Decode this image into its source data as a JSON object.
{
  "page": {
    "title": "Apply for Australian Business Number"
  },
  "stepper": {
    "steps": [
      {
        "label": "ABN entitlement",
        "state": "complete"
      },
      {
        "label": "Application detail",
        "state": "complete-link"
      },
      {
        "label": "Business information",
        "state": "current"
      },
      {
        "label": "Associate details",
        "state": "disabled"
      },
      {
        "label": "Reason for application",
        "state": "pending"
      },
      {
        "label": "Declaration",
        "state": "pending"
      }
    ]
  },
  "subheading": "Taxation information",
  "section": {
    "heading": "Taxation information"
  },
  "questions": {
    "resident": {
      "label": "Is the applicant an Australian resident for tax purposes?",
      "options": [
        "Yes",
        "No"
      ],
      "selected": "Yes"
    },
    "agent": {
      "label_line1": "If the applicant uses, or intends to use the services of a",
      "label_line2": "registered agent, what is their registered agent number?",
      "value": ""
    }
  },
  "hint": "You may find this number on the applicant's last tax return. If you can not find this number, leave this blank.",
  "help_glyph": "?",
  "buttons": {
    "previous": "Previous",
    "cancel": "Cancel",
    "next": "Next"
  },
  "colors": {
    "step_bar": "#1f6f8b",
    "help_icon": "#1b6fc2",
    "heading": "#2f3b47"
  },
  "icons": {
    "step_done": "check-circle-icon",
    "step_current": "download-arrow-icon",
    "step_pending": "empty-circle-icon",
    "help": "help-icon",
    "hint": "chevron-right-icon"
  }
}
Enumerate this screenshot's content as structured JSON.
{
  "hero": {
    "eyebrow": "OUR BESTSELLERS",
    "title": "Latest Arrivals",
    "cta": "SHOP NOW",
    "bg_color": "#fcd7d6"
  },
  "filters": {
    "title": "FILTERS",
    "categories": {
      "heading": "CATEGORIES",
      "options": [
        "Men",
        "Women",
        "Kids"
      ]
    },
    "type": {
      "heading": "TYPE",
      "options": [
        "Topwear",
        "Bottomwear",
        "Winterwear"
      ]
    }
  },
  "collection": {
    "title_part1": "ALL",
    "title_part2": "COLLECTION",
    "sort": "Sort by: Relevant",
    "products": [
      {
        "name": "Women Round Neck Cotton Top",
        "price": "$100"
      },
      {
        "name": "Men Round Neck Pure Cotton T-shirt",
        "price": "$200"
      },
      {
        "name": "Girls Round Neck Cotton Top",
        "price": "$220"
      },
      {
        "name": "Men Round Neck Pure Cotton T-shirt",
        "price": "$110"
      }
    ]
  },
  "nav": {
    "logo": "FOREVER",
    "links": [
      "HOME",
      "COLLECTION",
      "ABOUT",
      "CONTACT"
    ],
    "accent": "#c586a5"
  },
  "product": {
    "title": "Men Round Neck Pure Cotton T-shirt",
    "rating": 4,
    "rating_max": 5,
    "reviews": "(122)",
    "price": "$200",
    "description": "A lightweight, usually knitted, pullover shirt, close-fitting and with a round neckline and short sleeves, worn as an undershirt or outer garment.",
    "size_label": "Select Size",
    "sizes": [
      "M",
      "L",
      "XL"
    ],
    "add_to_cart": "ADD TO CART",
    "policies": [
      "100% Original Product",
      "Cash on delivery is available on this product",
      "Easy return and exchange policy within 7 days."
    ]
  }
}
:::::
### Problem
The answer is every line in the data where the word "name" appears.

### Completed exercise
        "name": "Women Round Neck Cotton Top",
        "name": "Men Round Neck Pure Cotton T-shirt",
        "name": "Girls Round Neck Cotton Top",
        "name": "Men Round Neck Pure Cotton T-shirt",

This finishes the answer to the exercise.